Neophema parrots are a genus (or group) of six parrots found in Australia. Members include the blue-winged parrot, rock parrot, scarlet-chested parrot, elegant parrot, turquoise parrot, and orange-bellied parrot. For the purposes of the article, we’ll also be including the closely-related Bourke’s parrot as a member of the Neophema family.
As the most vividly coloured species in the genus, the scarlet-chested parrot and turquoise parrot are most commonly kept in aviculture. The somewhat duller Bourke’s (particularly the rosa/pink mutation) and the elegant parrot are also seen quite often.
The popularity of the species isn’t just limited to Australia. They can be found throughout the world, although their reluctance to breed in a cage makes them rare in places where aviary-breeding is impractical due to climate or space considerations.
In this post, we look at some of the reasons Neophema parrots are so popular in aviculture.
1: They look fantastic
This is the most immediately obvious explanation for their popularity. There aren’t many small affordable birds that have red, green, blue, yellow and a myriad of other colours all on the same bird. There are also hundreds of colour mutations that have been established, so there’s probably a Neophema available that has any combination of colours you can think of. Blue and white? Yep. Bright pink?
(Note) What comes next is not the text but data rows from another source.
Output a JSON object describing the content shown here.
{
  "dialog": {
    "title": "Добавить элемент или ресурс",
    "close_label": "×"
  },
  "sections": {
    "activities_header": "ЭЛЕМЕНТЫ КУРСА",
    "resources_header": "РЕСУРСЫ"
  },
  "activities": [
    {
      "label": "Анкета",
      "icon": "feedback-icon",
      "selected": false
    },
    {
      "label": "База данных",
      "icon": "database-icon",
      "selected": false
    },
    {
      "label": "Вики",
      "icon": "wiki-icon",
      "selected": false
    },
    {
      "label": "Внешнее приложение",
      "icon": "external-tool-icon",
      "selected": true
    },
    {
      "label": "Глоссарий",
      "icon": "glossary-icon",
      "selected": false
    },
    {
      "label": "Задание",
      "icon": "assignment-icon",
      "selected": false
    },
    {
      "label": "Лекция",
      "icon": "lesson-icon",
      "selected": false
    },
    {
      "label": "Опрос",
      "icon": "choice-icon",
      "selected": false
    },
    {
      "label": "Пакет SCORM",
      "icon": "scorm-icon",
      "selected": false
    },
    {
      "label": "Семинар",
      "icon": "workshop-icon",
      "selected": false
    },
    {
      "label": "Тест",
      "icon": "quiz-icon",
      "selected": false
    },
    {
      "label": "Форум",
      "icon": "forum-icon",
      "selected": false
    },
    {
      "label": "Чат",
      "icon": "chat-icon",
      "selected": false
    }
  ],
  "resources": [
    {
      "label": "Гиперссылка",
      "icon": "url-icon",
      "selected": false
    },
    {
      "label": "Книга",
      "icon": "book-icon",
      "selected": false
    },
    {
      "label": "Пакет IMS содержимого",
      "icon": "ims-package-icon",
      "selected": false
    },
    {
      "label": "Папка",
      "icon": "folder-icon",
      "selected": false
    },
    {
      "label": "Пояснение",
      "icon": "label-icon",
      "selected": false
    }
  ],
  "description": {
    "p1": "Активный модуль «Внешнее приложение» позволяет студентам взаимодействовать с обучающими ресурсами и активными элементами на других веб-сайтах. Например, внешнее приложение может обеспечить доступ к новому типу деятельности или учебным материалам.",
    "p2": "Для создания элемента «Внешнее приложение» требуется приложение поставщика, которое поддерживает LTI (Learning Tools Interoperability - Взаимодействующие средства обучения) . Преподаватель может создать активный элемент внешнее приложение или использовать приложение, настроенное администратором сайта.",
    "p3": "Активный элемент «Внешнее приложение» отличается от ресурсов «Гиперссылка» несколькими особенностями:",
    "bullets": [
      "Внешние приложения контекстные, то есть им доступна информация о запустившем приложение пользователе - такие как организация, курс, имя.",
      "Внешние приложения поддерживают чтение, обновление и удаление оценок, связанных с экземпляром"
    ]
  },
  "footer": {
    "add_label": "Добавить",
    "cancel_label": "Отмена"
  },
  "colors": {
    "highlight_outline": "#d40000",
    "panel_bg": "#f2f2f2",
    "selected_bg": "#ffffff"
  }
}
Certainly. Yellow and orange? Of course.
2. They’re incredibly placid
Almost all of the parrots that can safely be housed in mixed species aviaries are in a Neophema genus. In a suitably large aviary, they can be housed with finches, doves, quail, softbills, and even other placid parrot species.
3. They’re calm and quiet
Neophemas are perfect for suburban backyard aviaries, because they hardly make any noise. Their call—if you ever manage to hear it—is just a soft chattering sound, and vastly less annoying than the shrieks and screeches of other similar-sized parrots like budgies and lovebirds.
4. They’re affordable and readily available
Being perfect aviary inhabitants makes them popular. That popularity results in many breeders choosing to keep them, which leads to many young being produced each year, which in turn pushes down prices. A pair of the commonly kept species will generally cost under $100 from a bird dealer, and far less if you buy from a private seller through a classifieds website. Some of the rarer mutations do, however, demand a much higher price.
5. They’re (reasonably) easy to look after
Seed, clean water, occasional greens, and a bit of flying space is all you need to successfully keep Neophema parrots. They’re probably not ideal for absolute beginners, but anyone who as successfully kept a bird alive for a year or two should be perfectly capable of caring for Neophema.
Couple of things to look out for though: Stress, particularly from overcrowding; disease, from poor hygiene and/or damp aviary floors; and weather, particularly cold and wet conditions in which they can struggle.
While you’re here
Do you keep Neophema parrots with finches? We’re holding a poll to answer that question right now on Aussie Finch Forum and would love to hear your thoughts.